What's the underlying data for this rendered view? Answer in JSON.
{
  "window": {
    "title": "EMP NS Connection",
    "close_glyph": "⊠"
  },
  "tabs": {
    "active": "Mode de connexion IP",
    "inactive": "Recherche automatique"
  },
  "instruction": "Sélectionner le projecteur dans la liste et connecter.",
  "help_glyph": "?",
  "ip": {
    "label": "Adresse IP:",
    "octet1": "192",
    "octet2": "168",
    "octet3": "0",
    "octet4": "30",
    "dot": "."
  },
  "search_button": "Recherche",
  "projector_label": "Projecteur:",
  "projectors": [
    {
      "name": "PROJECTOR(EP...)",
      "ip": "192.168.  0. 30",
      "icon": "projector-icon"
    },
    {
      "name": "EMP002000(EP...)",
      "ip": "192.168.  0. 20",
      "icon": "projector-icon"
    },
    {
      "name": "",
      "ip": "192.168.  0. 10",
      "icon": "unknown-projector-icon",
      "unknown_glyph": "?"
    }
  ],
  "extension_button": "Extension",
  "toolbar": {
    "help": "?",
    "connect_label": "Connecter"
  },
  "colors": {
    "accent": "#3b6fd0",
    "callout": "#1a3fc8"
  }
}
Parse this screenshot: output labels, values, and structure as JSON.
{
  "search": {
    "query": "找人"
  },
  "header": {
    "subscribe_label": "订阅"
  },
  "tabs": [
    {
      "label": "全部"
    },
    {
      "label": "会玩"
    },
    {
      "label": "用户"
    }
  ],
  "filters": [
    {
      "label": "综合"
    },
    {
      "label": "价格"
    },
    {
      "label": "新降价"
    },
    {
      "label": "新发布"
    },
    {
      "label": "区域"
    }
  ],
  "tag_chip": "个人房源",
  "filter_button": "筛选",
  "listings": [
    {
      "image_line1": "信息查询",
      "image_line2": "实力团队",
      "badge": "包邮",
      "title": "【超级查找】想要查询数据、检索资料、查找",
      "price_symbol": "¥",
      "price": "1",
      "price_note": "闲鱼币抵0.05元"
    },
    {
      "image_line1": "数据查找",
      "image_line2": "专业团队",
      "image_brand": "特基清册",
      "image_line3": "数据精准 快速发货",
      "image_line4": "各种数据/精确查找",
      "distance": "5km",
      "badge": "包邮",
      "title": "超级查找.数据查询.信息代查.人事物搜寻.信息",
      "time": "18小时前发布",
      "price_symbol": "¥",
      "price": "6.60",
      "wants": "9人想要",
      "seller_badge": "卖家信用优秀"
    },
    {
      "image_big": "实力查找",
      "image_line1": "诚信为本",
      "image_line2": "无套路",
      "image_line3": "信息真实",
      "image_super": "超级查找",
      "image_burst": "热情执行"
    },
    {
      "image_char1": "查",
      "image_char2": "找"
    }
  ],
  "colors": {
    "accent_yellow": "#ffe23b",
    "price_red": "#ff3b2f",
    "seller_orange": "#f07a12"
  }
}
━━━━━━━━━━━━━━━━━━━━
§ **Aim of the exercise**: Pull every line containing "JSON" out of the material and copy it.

§ **Task output**:
What's the underlying data for this rendered view? Answer in JSON.
Parse this screenshot: output labels, values, and structure as JSON.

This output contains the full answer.